(Items from an interface collection)

= Beginning of Section =

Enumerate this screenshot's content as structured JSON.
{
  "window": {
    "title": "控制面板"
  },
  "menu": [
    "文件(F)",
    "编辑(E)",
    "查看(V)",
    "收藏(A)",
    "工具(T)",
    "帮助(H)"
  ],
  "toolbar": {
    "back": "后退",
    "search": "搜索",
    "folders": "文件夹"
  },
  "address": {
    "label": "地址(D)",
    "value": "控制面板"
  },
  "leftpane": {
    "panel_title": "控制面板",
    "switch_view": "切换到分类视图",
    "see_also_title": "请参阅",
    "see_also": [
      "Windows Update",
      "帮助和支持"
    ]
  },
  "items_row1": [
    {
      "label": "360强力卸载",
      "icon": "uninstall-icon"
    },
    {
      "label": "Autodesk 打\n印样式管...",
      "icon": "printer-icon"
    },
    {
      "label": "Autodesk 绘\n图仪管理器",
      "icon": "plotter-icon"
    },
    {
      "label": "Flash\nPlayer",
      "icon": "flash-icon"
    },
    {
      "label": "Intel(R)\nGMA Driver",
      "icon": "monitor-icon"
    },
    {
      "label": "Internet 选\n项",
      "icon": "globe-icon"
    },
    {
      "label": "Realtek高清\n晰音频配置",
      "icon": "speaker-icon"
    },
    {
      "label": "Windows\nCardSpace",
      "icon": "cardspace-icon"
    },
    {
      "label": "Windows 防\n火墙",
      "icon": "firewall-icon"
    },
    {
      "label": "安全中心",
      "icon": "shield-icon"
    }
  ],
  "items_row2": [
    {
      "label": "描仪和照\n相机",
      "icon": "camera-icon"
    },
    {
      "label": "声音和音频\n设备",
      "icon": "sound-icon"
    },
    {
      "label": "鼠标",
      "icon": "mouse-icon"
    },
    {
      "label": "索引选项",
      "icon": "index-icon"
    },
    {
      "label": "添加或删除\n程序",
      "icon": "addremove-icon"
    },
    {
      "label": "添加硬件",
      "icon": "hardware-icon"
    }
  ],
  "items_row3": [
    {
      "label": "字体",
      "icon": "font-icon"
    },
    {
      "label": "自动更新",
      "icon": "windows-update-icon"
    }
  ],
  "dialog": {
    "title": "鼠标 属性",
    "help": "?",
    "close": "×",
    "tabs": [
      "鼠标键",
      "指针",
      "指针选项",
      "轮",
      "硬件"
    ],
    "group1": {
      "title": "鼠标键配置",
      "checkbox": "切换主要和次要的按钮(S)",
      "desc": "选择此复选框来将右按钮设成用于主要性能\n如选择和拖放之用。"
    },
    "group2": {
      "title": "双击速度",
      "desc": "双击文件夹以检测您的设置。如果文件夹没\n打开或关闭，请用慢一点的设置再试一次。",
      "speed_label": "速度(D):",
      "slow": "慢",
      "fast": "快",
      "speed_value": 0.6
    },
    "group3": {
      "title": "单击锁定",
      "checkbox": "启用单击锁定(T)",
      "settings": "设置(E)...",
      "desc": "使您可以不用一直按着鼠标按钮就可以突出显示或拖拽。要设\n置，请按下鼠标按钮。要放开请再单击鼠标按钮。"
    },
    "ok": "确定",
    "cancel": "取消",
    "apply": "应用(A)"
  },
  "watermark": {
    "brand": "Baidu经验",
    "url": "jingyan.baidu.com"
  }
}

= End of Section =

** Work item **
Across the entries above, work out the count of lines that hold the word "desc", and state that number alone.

** Response for this exercise **
3